1. The role of the new-bees in our group. This is always an area of learning for me both about the identity of the group, of individuals and my place within that context. Of the 18, we had 4 who had never been to one of our gatherings, 2 more who had been to smaller gatherings and the rest returned from the original Setubal Dialog from 5 years ago. There is quite a bit of explicit and implicit negotiation that is required to both welcome folks in and to keep forward momentum. The key point for me was when one of our group expressed her feelings about our, um, ahem, chaotic practices, right up front. She made them discussable thus a place of learning rather than solely of stress. In hindsight I would probably not put all the new folks into one team. I think it happened that way because of their particular expertise, but we have so much to learn FROM and WITH each other that perhaps mixing us up might be good.
2. Gender. In talking with Bev after the event, I was struck by an observation she made about gender and the fact that I don’t recall us ever talking about how gender shows up in our community. I want to bookmark this to come back to in the future. I think this may be something significant to explore when we try and develop and improve our practices of planning community events. There is a huge amount of logistical coordination and “scene setting” that goes into a gathering. I don’t think it is an accident that it is usually women doing this work. I wonder if it is easy to romanticize “washing up together” as a central learning experience if you are not the one who has been doing that every day at home for your family and others. I wish I would have had a web cam at the sink to see WHO actually washed up and IF they had significant learning conversations at the sink. I bet things are somewhere between the romantic notion and “total waste of energy.” 🙂
3. Negotiating processes. In a community made up of smart, quirky and diverse individuals who really love and respect each other, sometimes we can get in our own way. (Are we collectively “high maintenance?”) I sense there is a lot of wisdom in our group about group process, yet I also sense (and I would love to KNOW) that we all don’t fully step into the role of convenors at the needed moments. It is as if we are afraid our actions are acts of control and imposition. Our reactions to control are also significant. It would be worth a conversation. We decided to convene in Open Space this time and while I think it was a really good decision, we sometimes did not embrace it fully and may have missed some of the value that way. I also re-learned a lesson that I know and should be practicing: don’t facilitate and meta talk on the process at the same time unless everyone wants that. I made that mistake again. Oi! But I would like to think with my community more about how we make decisions.

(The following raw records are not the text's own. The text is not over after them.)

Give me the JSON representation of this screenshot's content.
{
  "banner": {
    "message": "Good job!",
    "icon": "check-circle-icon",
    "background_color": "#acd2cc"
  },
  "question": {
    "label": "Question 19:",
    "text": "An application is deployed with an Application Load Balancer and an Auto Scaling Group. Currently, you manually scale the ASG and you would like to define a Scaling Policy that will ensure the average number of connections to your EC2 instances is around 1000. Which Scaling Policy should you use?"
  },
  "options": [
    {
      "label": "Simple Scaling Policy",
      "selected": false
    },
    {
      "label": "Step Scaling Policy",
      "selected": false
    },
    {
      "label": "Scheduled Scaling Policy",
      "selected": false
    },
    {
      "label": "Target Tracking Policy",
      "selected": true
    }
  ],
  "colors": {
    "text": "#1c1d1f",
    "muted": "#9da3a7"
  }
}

4. Caring for the little things. Bev was our Deva of the master plan, carried out in an amazing manner. But there is the community perspective as well. All along there were always these moments when a community member noticed and cared for the little things. A hug in a moment of insecurity. Notes taken and shared during ‘van planning” so we could remember our crazy ideas. Shared shoes and socks. Heaters turned on so a bedroom would be warm after a late night session on the veranda. Driving some of the shoe-lovers to a quick shopping session in Lisbon. Picking people up at the airport even though that meant another drive into town – even when they could take a train/bus/taxi. Food prepared with both expertise and love (THANK YOU >ROGERIO!) Little things matter. I love little things. Personally, they give me great joy. It would have been fun to try and document them and tell that part of the story of the gathering.
Of course, then there were all the wonderful conversations and learnings from them. We need to gather our notes, review our drawings and make sense of all them. But for now, this is enough observations. Back to work!
Oh, and yes, I’m quite happy to dance with fire with my communities!